_Problem requirements_
The result should be a full, exact repeat of the entries, free of pictures.

[Extracted data Boundary: Start]

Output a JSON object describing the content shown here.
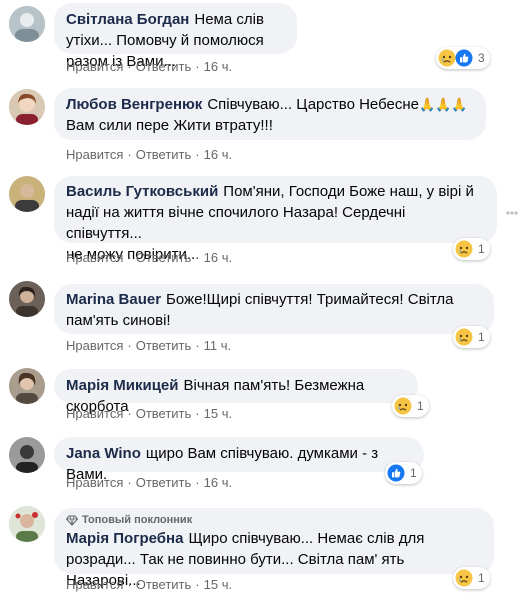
{
  "actions": {
    "like": "Нравится",
    "reply": "Ответить",
    "separator": "·"
  },
  "comments": [
    {
      "author": "Світлана Богдан",
      "text1": "Нема слів утіхи... Помовчу й помолюся",
      "text2": "разом із Вами...",
      "time": "16 ч.",
      "reaction_count": "3",
      "reactions": [
        "sad-emoji",
        "like-emoji"
      ]
    },
    {
      "author": "Любов Венгренюк",
      "text1": "Співчуваю... Царство Небесне",
      "emoji": "🙏🙏🙏",
      "text2": "Вам сили пере Жити втрату!!!",
      "time": "16 ч."
    },
    {
      "author": "Василь Гутковський",
      "text1": "Пом'яни, Господи Боже наш, у вірі й",
      "text2": "надії на життя вічне спочилого Назара! Сердечні співчуття...",
      "text3": "не можу повірити...",
      "time": "16 ч.",
      "reaction_count": "1",
      "reactions": [
        "sad-emoji"
      ]
    },
    {
      "author": "Marina Bauer",
      "text1": "Боже!Щирі співчуття! Тримайтеся! Світла",
      "text2": "пам'ять синові!",
      "time": "11 ч.",
      "reaction_count": "1",
      "reactions": [
        "sad-emoji"
      ]
    },
    {
      "author": "Марія Микицей",
      "text1": "Вічная пам'ять! Безмежна скорбота",
      "time": "15 ч.",
      "reaction_count": "1",
      "reactions": [
        "sad-emoji"
      ]
    },
    {
      "author": "Jana Wino",
      "text1": "щиро Вам співчуваю. думками - з Вами.",
      "time": "16 ч.",
      "reaction_count": "1",
      "reactions": [
        "like-emoji"
      ]
    },
    {
      "badge": "Топовый поклонник",
      "author": "Марія Погребна",
      "text1": "Щиро співчуваю... Немає слів для",
      "text2": "розради... Так не повинно бути... Світла пам' ять Назарові...",
      "time": "15 ч.",
      "reaction_count": "1",
      "reactions": [
        "sad-emoji"
      ]
    }
  ],
  "colors": {
    "bubble": "#f0f2f5",
    "author": "#1c2b4a",
    "meta": "#65676b",
    "like_blue": "#1877f2",
    "sad_yellow": "#f7c544"
  }
}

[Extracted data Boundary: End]

_Response to this task_
Output a JSON object describing the content shown here.
{
  "actions": {
    "like": "Нравится",
    "reply": "Ответить",
    "separator": "·"
  },
  "comments": [
    {
      "author": "Світлана Богдан",
      "text1": "Нема слів утіхи... Помовчу й помолюся",
      "text2": "разом із Вами...",
      "time": "16 ч.",
      "reaction_count": "3",
      "reactions": [
        "sad-emoji",
        "like-emoji"
      ]
    },
    {
      "author": "Любов Венгренюк",
      "text1": "Співчуваю... Царство Небесне",
      "emoji": "🙏🙏🙏",
      "text2": "Вам сили пере Жити втрату!!!",
      "time": "16 ч."
    },
    {
      "author": "Василь Гутковський",
      "text1": "Пом'яни, Господи Боже наш, у вірі й",
      "text2": "надії на життя вічне спочилого Назара! Сердечні співчуття...",
      "text3": "не можу повірити...",
      "time": "16 ч.",
      "reaction_count": "1",
      "reactions": [
        "sad-emoji"
      ]
    },
    {
      "author": "Marina Bauer",
      "text1": "Боже!Щирі співчуття! Тримайтеся! Світла",
      "text2": "пам'ять синові!",
      "time": "11 ч.",
      "reaction_count": "1",
      "reactions": [
        "sad-emoji"
      ]
    },
    {
      "author": "Марія Микицей",
      "text1": "Вічная пам'ять! Безмежна скорбота",
      "time": "15 ч.",
      "reaction_count": "1",
      "reactions": [
        "sad-emoji"
      ]
    },
    {
      "author": "Jana Wino",
      "text1": "щиро Вам співчуваю. думками - з Вами.",
      "time": "16 ч.",
      "reaction_count": "1",
      "reactions": [
        "like-emoji"
      ]
    },
    {
      "badge": "Топовый поклонник",
      "author": "Марія Погребна",
      "text1": "Щиро співчуваю... Немає слів для",
      "text2": "розради... Так не повинно бути... Світла пам' ять Назарові...",
      "time": "15 ч.",
      "reaction_count": "1",
      "reactions": [
        "sad-emoji"
      ]
    }
  ],
  "colors": {
    "bubble": "#f0f2f5",
    "author": "#1c2b4a",
    "meta": "#65676b",
    "like_blue": "#1877f2",
    "sad_yellow": "#f7c544"
  }
}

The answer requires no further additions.